While all of this is well and good, it seems that only ten percent of passengers with the ability to access Wi-Fi do so.  Some passengers don’t like the high rates, others don’t want to be connected 24/7 and others say their flights are too short to bother with it.  I have to agree with that last group.  If I was flying for three hours or more I might do it, but seeing as I rarely have flights that long, I’ll probably continue to go without.

To make sure their investment doesn’t go totally down the tubes, the companies are looking into getting sponsors such as Google to pay for everyone to access the flying wi-fi for free.  It is expected that this may happen by mid-2011, and many different scenarios are being looked into to make it free for customers.  It’s working for Amtrak trains, so no reason it shouldn’t work in the skies also.

I personally think part of the problem isn’t just price, but also physical space.  Plane seats have gotten tighter and tighter over the years, and you put down the tray and attempt to work, it just isn’t comfortable.  As tablets become more common you might see more people getting online as they will be easier to work in close quarters, but even that isn’t assured.
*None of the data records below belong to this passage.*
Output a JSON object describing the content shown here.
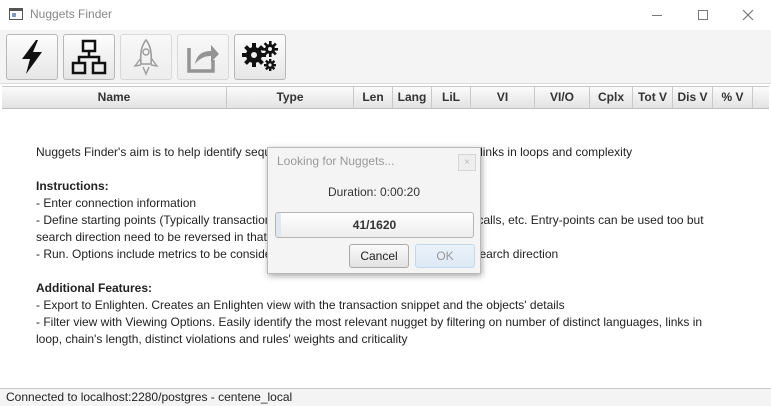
{
  "window": {
    "title": "Nuggets Finder"
  },
  "toolbar": {
    "buttons": [
      {
        "icon": "lightning-icon",
        "enabled": true
      },
      {
        "icon": "hierarchy-icon",
        "enabled": true
      },
      {
        "icon": "rocket-icon",
        "enabled": false
      },
      {
        "icon": "export-icon",
        "enabled": false
      },
      {
        "icon": "gears-icon",
        "enabled": true
      }
    ]
  },
  "table": {
    "columns": [
      "Name",
      "Type",
      "Len",
      "Lang",
      "LiL",
      "VI",
      "VI/O",
      "Cplx",
      "Tot V",
      "Dis V",
      "% V"
    ]
  },
  "help": {
    "intro": "Nuggets Finder's aim is to help identify sequ",
    "intro_tail": "links in loops and complexity",
    "instructions_heading": "Instructions:",
    "line1": "- Enter connection information",
    "line2_a": "- Define starting points (Typically transaction",
    "line2_b": "calls, etc. Entry-points can be used too but",
    "line3": "search direction need to be reversed in that",
    "line4_a": "- Run. Options include metrics to be conside",
    "line4_b": "earch direction",
    "features_heading": "Additional Features:",
    "feature1": "- Export to Enlighten. Creates an Enlighten view with the transaction snippet and the objects' details",
    "feature2": "- Filter view with Viewing Options. Easily identify the most relevant nugget by filtering on number of distinct languages, links in",
    "feature3": "loop, chain's length, distinct violations and rules' weights and criticality"
  },
  "dialog": {
    "title": "Looking for Nuggets...",
    "close": "×",
    "duration": "Duration: 0:00:20",
    "progress_text": "41/1620",
    "progress_fraction": 0.0253,
    "cancel_label": "Cancel",
    "ok_label": "OK"
  },
  "status": {
    "text": "Connected to localhost:2280/postgres - centene_local"
  }
}
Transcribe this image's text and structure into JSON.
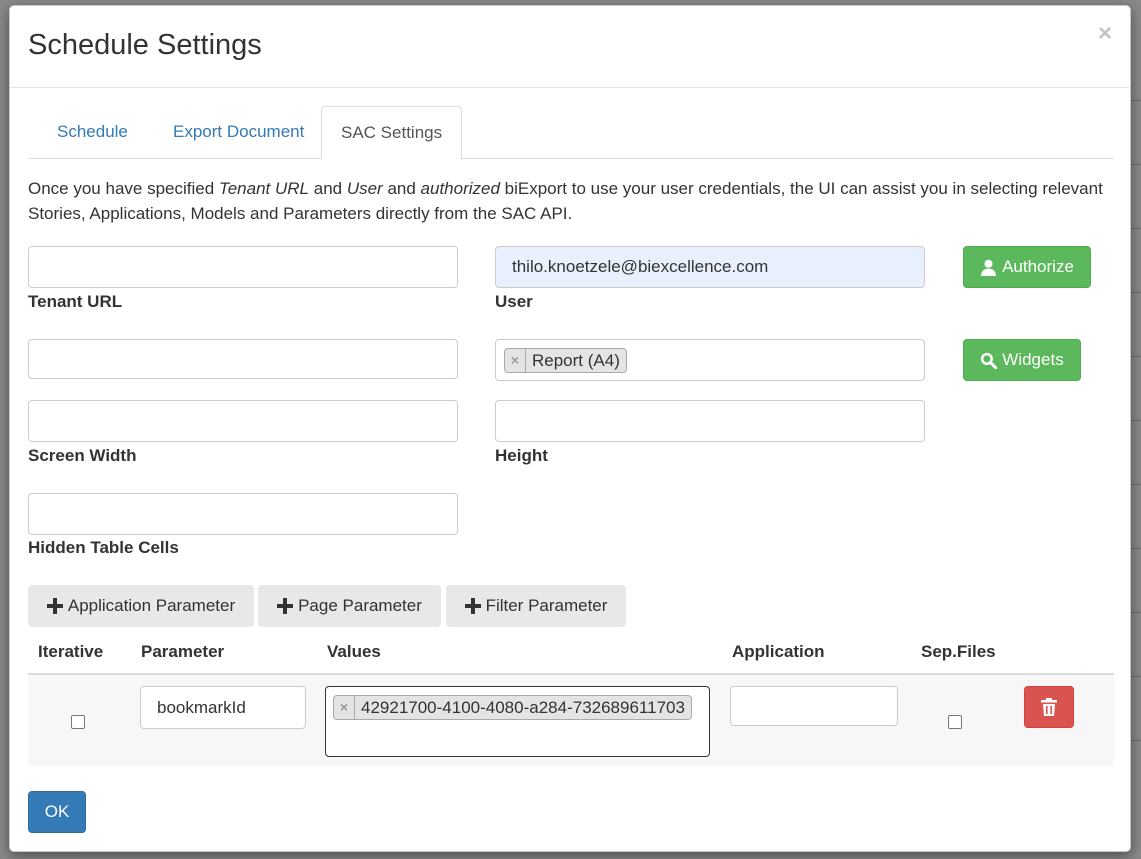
{
  "dialog": {
    "title": "Schedule Settings",
    "close_label": "×"
  },
  "tabs": [
    {
      "label": "Schedule"
    },
    {
      "label": "Export Document"
    },
    {
      "label": "SAC Settings"
    }
  ],
  "intro": {
    "part1": "Once you have specified ",
    "tenant_url": "Tenant URL",
    "part2": " and ",
    "user": "User",
    "part3": " and ",
    "authorized": "authorized",
    "part4": " biExport to use your user credentials, the UI can assist you in selecting relevant Stories, Applications, Models and Parameters directly from the SAC API."
  },
  "form": {
    "tenant_url": {
      "label": "Tenant URL",
      "value": ""
    },
    "user": {
      "label": "User",
      "value": "thilo.knoetzele@biexcellence.com"
    },
    "authorize_button": "Authorize",
    "story": {
      "value": ""
    },
    "widgets": {
      "tag": "Report (A4)",
      "remove": "×"
    },
    "widgets_button": "Widgets",
    "screen_width": {
      "label": "Screen Width",
      "value": ""
    },
    "height": {
      "label": "Height",
      "value": ""
    },
    "hidden_table_cells": {
      "label": "Hidden Table Cells",
      "value": ""
    }
  },
  "param_buttons": {
    "application": "Application Parameter",
    "page": "Page Parameter",
    "filter": "Filter Parameter"
  },
  "table": {
    "headers": {
      "iterative": "Iterative",
      "parameter": "Parameter",
      "values": "Values",
      "application": "Application",
      "sep_files": "Sep.Files"
    },
    "rows": [
      {
        "iterative": false,
        "parameter": "bookmarkId",
        "value_tag": "42921700-4100-4080-a284-732689611703",
        "value_remove": "×",
        "application": "",
        "sep_files": false
      }
    ]
  },
  "footer": {
    "ok_button": "OK"
  },
  "colors": {
    "success": "#5cb85c",
    "primary": "#337ab7",
    "danger": "#d9534f",
    "link": "#337ab7"
  }
}
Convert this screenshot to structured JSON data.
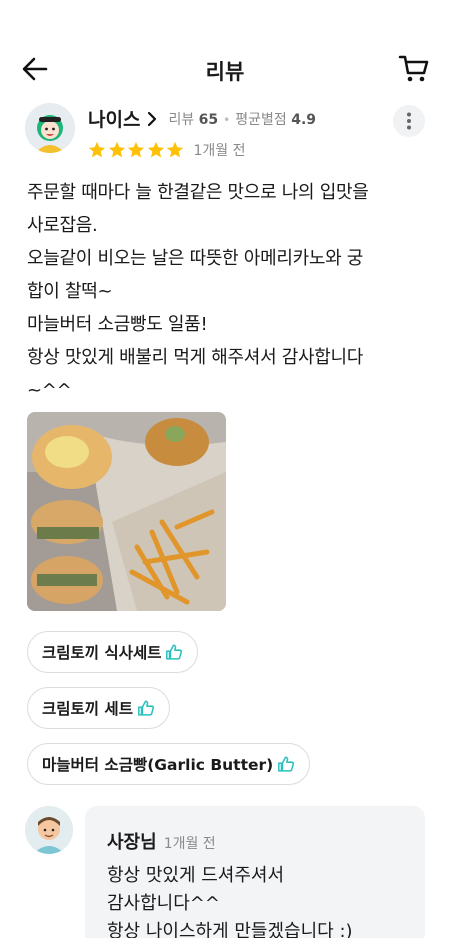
{
  "header": {
    "title": "리뷰",
    "back_icon": "arrow-left-icon",
    "cart_icon": "cart-icon"
  },
  "review": {
    "nickname": "나이스",
    "review_count_label": "리뷰",
    "review_count": "65",
    "avg_rating_label": "평균별점",
    "avg_rating": "4.9",
    "stars": 5,
    "star_color": "#ffc107",
    "time": "1개월 전",
    "text_lines": [
      "주문할 때마다 늘 한결같은 맛으로 나의 입맛을",
      "사로잡음.",
      "오늘같이 비오는 날은 따뜻한 아메리카노와 궁",
      "합이 찰떡~",
      "마늘버터 소금빵도 일품!",
      "항상 맛있게 배불리 먹게 해주셔서 감사합니다",
      "~^^"
    ],
    "menu_tags": [
      "크림토끼 식사세트",
      "크림토끼 세트",
      "마늘버터 소금빵(Garlic Butter)"
    ],
    "accent_color": "#2ac1bc"
  },
  "reply": {
    "owner_name": "사장님",
    "time": "1개월 전",
    "text_lines": [
      "항상 맛있게 드셔주셔서",
      "감사합니다^^",
      "항상 나이스하게 만들겠습니다 :)"
    ]
  }
}
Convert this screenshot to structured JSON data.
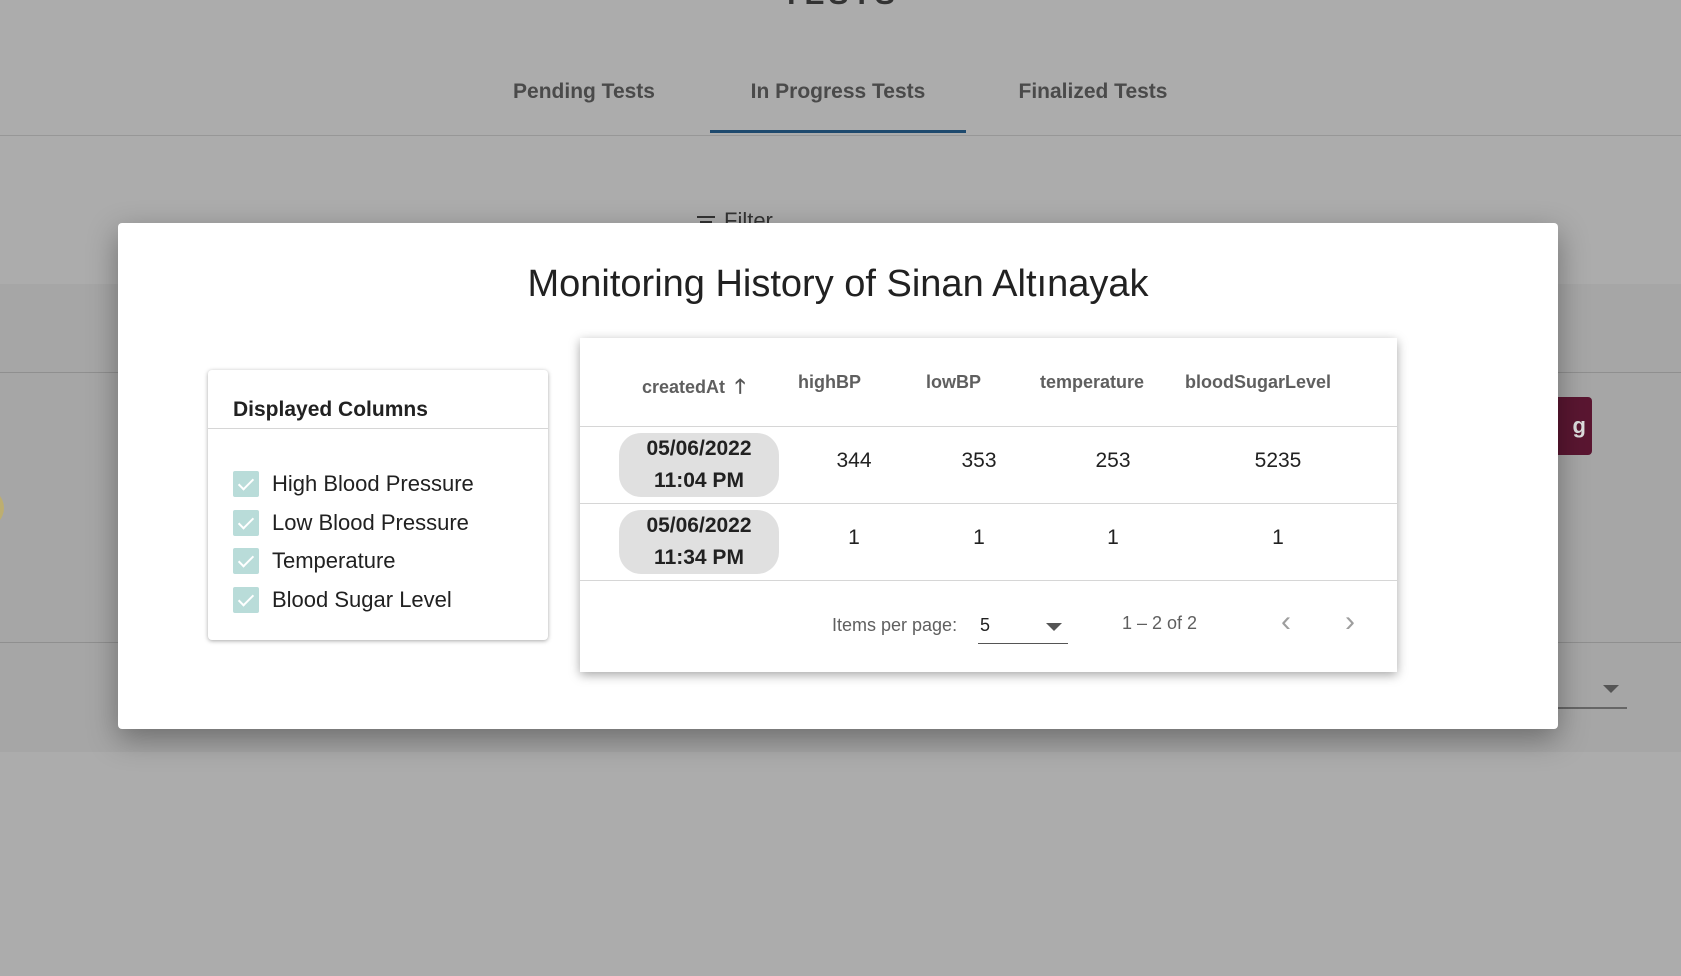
{
  "background": {
    "page_title": "TESTS",
    "tabs": [
      "Pending Tests",
      "In Progress Tests",
      "Finalized Tests"
    ],
    "active_tab": "In Progress Tests",
    "filter_label": "Filter",
    "side_button_label": "g"
  },
  "modal": {
    "title": "Monitoring History of Sinan Altınayak",
    "columns_card": {
      "heading": "Displayed Columns",
      "items": [
        {
          "label": "High Blood Pressure",
          "checked": true
        },
        {
          "label": "Low Blood Pressure",
          "checked": true
        },
        {
          "label": "Temperature",
          "checked": true
        },
        {
          "label": "Blood Sugar Level",
          "checked": true
        }
      ]
    },
    "table": {
      "headers": [
        "createdAt",
        "highBP",
        "lowBP",
        "temperature",
        "bloodSugarLevel"
      ],
      "sort_icon": "arrow-up-icon",
      "rows": [
        {
          "date": "05/06/2022",
          "time": "11:04 PM",
          "highBP": "344",
          "lowBP": "353",
          "temperature": "253",
          "bloodSugarLevel": "5235"
        },
        {
          "date": "05/06/2022",
          "time": "11:34 PM",
          "highBP": "1",
          "lowBP": "1",
          "temperature": "1",
          "bloodSugarLevel": "1"
        }
      ],
      "paginator": {
        "items_per_page_label": "Items per page:",
        "page_size": "5",
        "range": "1 – 2 of 2",
        "prev_icon": "chevron-left-icon",
        "next_icon": "chevron-right-icon"
      }
    }
  },
  "colors": {
    "accent_tab_ink": "#1e4a6e",
    "checkbox": "#b9dcd9",
    "button_bg": "#5a1631",
    "overlay": "#acacac"
  }
}
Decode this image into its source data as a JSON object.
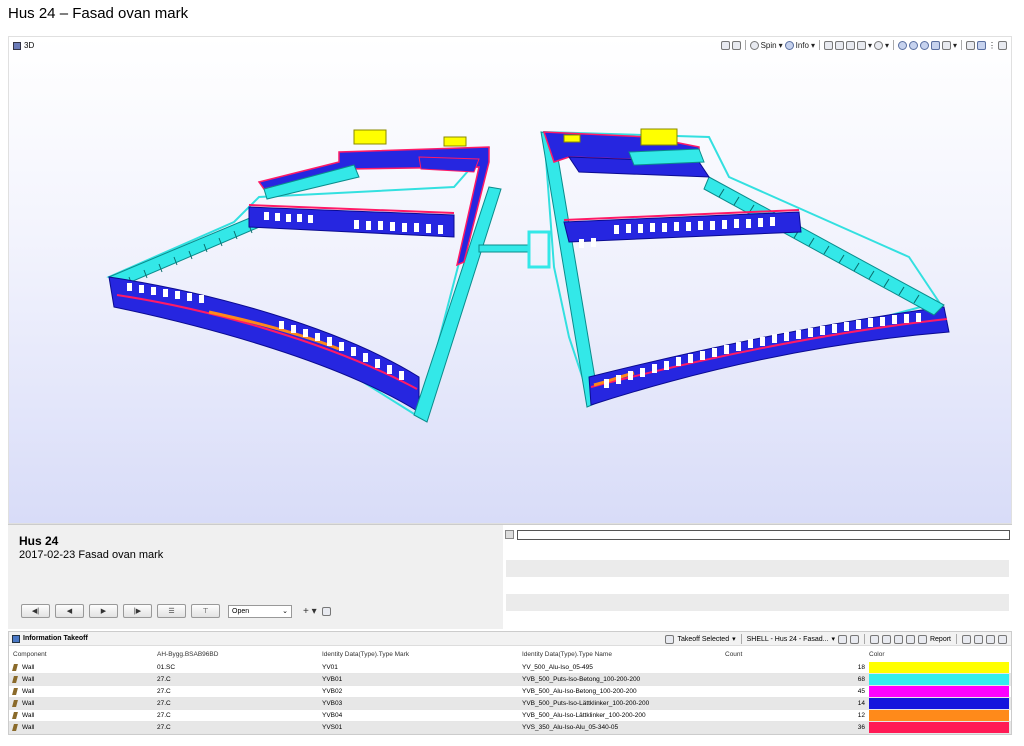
{
  "doc_title": "Hus 24 – Fasad ovan mark",
  "viewport": {
    "label": "3D",
    "toolbar": {
      "spin_label": "Spin",
      "info_label": "Info"
    }
  },
  "info": {
    "name": "Hus 24",
    "description": "2017-02-23 Fasad ovan mark",
    "select_value": "Open"
  },
  "takeoff": {
    "title": "Information Takeoff",
    "selected_label": "Takeoff Selected",
    "shell_label": "SHELL - Hus 24 - Fasad...",
    "report_label": "Report",
    "columns": [
      "Component",
      "AH-Bygg.BSAB96BD",
      "Identity Data(Type).Type Mark",
      "Identity Data(Type).Type Name",
      "Count",
      "Color"
    ],
    "rows": [
      {
        "component": "Wall",
        "bsab": "01.SC",
        "mark": "YV01",
        "name": "YV_500_Alu-Iso_05-495",
        "count": "18",
        "color": "#ffff00"
      },
      {
        "component": "Wall",
        "bsab": "27.C",
        "mark": "YVB01",
        "name": "YVB_500_Puts-Iso-Betong_100-200-200",
        "count": "68",
        "color": "#33eeee"
      },
      {
        "component": "Wall",
        "bsab": "27.C",
        "mark": "YVB02",
        "name": "YVB_500_Alu-Iso-Betong_100-200-200",
        "count": "45",
        "color": "#ff00ff"
      },
      {
        "component": "Wall",
        "bsab": "27.C",
        "mark": "YVB03",
        "name": "YVB_500_Puts-Iso-Lättklinker_100-200-200",
        "count": "14",
        "color": "#1414dd"
      },
      {
        "component": "Wall",
        "bsab": "27.C",
        "mark": "YVB04",
        "name": "YVB_500_Alu-Iso-Lättklinker_100-200-200",
        "count": "12",
        "color": "#ff8a1a"
      },
      {
        "component": "Wall",
        "bsab": "27.C",
        "mark": "YVS01",
        "name": "YVS_350_Alu-Iso-Alu_05-340-05",
        "count": "36",
        "color": "#ff1a55"
      }
    ]
  }
}
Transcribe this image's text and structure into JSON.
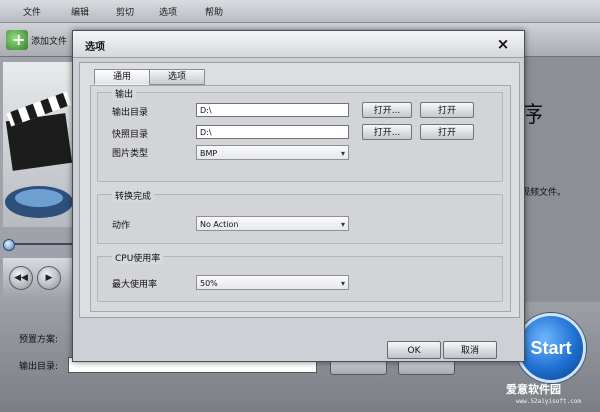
{
  "menu": [
    "文件",
    "编辑",
    "剪切",
    "选项",
    "帮助"
  ],
  "toolbar": {
    "add_file_label": "添加文件"
  },
  "background": {
    "preset_label": "预置方案:",
    "output_dir_label": "输出目录:",
    "right_partial_text": "视频文件。",
    "right_partial_heading": "序",
    "start_label": "Start"
  },
  "watermark": {
    "main": "爱意软件园",
    "sub": "www.52aiyisoft.com"
  },
  "dialog": {
    "title": "选项",
    "close": "×",
    "tabs": [
      "通用",
      "选项"
    ],
    "output_group": {
      "title": "输出",
      "output_dir": {
        "label": "输出目录",
        "value": "D:\\",
        "browse": "打开...",
        "open": "打开"
      },
      "snapshot_dir": {
        "label": "快照目录",
        "value": "D:\\",
        "browse": "打开...",
        "open": "打开"
      },
      "image_type": {
        "label": "图片类型",
        "value": "BMP"
      }
    },
    "convert_done_group": {
      "title": "转换完成",
      "action": {
        "label": "动作",
        "value": "No Action"
      }
    },
    "cpu_group": {
      "title": "CPU使用率",
      "max_usage": {
        "label": "最大使用率",
        "value": "50%"
      }
    },
    "ok": "OK",
    "cancel": "取消"
  }
}
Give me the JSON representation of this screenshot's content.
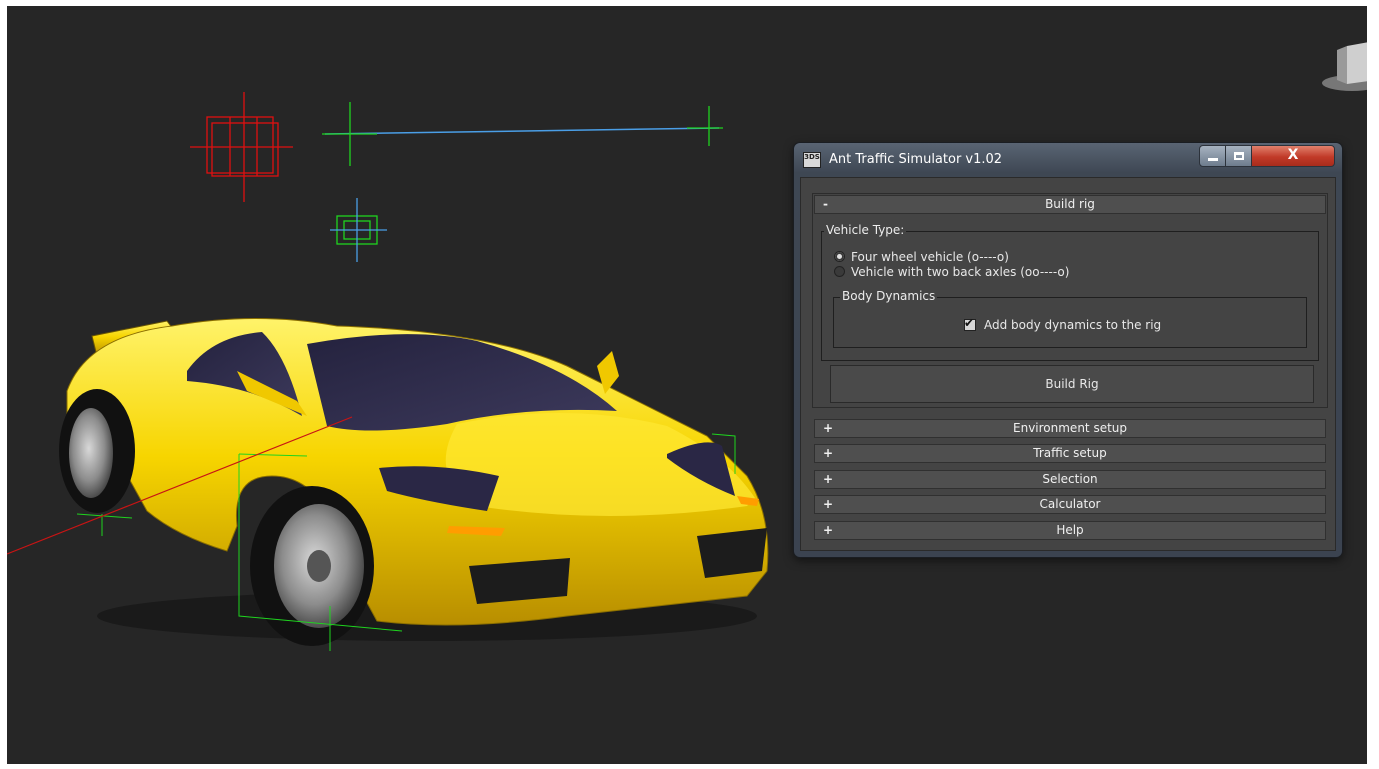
{
  "window": {
    "title": "Ant Traffic Simulator v1.02",
    "icon_text": "3DS",
    "controls": [
      "minimize",
      "maximize",
      "close"
    ]
  },
  "build_rig": {
    "sign": "-",
    "label": "Build rig",
    "vehicle_type": {
      "legend": "Vehicle Type:",
      "options": [
        {
          "label": "Four wheel vehicle (o----o)",
          "selected": true
        },
        {
          "label": "Vehicle with two back axles (oo----o)",
          "selected": false
        }
      ]
    },
    "body_dynamics": {
      "legend": "Body Dynamics",
      "checkbox_label": "Add body dynamics to the rig",
      "checked": true
    },
    "button_label": "Build Rig"
  },
  "collapsed_rollouts": [
    {
      "sign": "+",
      "label": "Environment setup"
    },
    {
      "sign": "+",
      "label": "Traffic setup"
    },
    {
      "sign": "+",
      "label": "Selection"
    },
    {
      "sign": "+",
      "label": "Calculator"
    },
    {
      "sign": "+",
      "label": "Help"
    }
  ],
  "colors": {
    "viewport_bg": "#262626",
    "car_body": "#f5d300",
    "helper_red": "#e01010",
    "helper_green": "#1fd41f",
    "helper_blue": "#4a9ee6"
  }
}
What say you?  Have you/would you use in-flight Wi-Fi?  What do you think of the concept?

Sean P. Aune

Sean P. Aune has been a professional technology blogger since July 2007, but his love of tech dates back to at least 1976 when his parents bought...